    York University, 1994

    Selected Exhibitions

    Representation at Denison Gallery in Toronto
    Representation at MJG Gallery in Toronto
    Features on ARTBOMB Daily Art Auction

    Representation at MJG Gallery Toronto
    Representation at Canvas Gallery in Toronto
    Queen West Art Crawl, Toronto
    "It's Amazing" Curated Group Show at the Historic Roundhouse in Toronto
    Features on ARTBOMB Daily Art Auction
    "Just My Type" Group Show at #Hashtag Gallery Toronto
    Totum on King Gallery Space
    Paintings on Display on the 2nd floor screen at the Saatchi Gallery in London

    Sunnyside Beach Juried Art Show & Sale, Toronto
    in2art Little Show, Oakville
    The Riverdale Art Walk 2011, Toronto
    2-artist show, A Mano Libera Gallery, St. Catharines
    Representation at in2art Gallery in Oakville
    Representation at Koyman Galleries in Ottawa
    Representation at Gallery 133 in Toronto

    "Lust" Group Show: Beverly Owens Project, Toronto
    The Little Art Show: Hangman Gallery, Toronto
    "Love" Group Show: 918 Bathurst Arts Centre, Toronto
    Queen West Art Crawl 2009, Toronto
    Square Foot Show: AWOL Gallery, Toronto
    "In The Art": ARTA Gallery, Toronto
    "Sweet Talk": PROPELLER Gallery, Toronto
    Studio Show, Toronto
    Representation at Simply Cottage, Bracebridge

    Encaustic Painting Instructor at the Koffler Centre of the Arts

    2016: Pamela Ozery Retrospective Exhibit at 1620 Dupont St Gallery in support of Art Starts
    2016: Art Starts annual showcase at the Toronto Centre for the Arts' Gallery Space
    2015: Pop up group shows at Bell Canada and Tangerine in partnership with ArtBomb


    Under normal temperatures, encaustic paintings will remain stable indefinitely.
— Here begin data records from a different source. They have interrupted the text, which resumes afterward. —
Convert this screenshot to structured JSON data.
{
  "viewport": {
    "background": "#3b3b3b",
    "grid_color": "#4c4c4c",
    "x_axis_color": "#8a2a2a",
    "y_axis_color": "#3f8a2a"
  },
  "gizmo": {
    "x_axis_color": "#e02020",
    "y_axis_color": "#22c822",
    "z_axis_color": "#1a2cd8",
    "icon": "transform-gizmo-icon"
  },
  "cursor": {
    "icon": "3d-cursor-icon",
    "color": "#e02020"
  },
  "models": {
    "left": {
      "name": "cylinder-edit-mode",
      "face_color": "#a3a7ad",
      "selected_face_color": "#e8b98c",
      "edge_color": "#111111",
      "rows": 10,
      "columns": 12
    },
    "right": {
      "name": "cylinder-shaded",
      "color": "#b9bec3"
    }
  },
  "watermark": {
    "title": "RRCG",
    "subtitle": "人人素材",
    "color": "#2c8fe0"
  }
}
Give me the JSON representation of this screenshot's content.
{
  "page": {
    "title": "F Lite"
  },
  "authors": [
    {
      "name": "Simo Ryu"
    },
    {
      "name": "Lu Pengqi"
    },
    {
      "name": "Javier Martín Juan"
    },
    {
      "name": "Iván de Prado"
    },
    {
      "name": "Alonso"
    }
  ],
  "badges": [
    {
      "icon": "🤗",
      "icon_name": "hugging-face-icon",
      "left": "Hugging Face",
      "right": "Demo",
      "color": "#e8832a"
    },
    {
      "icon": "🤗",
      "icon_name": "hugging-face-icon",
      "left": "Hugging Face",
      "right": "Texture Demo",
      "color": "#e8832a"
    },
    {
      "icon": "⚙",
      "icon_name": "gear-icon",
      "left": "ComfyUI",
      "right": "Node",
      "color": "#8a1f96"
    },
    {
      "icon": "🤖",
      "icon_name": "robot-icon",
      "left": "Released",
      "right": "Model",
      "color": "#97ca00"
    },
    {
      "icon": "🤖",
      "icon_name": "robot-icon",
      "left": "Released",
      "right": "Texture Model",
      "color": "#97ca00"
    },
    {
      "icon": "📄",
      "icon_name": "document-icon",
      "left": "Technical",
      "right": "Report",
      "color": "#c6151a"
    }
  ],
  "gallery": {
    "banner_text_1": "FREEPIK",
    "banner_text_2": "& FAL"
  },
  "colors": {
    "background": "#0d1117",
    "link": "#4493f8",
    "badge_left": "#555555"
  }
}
As with any work of art, please display your painting out of direct sunlight and avoid extreme temperatures. It is probably not wise to leave it in your car for any length of time in extreme heat or cold, or in front of a window in a non-air conditioned house in the summer. Encaustic paint melts between 50° and 60° Celsius so if cared for properly, your painting is unlikely to melt unless your house is burning. By hanging and storing your painting at room temperature you are ensuring it will retain its natural beauty for at least a few thousand years.

    The surface of encaustic is somewhat like a beeswax candle. Although it is completely dry, it can be scratched, gouged, or chipped if handled roughly and should be treated carefully as you would all pieces of fine art. When moving the painting, protect the surface and edges.

    As the wax cures, an encaustic painting may develop a film on the surface. This is a natural process called "bloom" and is easily removed, along with shallow scratches, by wiping the surface with a soft cloth. If it appears dull, give it a gentle dusting or buffing with a lint free soft cloth to maintain the unique patina of the wax.

    As with all works of fine art, use common sense when transporting your painting. You can protect it by attaching a piece of foam core or mounting board to its surface-side using the edges of the frame as a support and/ or wrapping it in bubble wrap.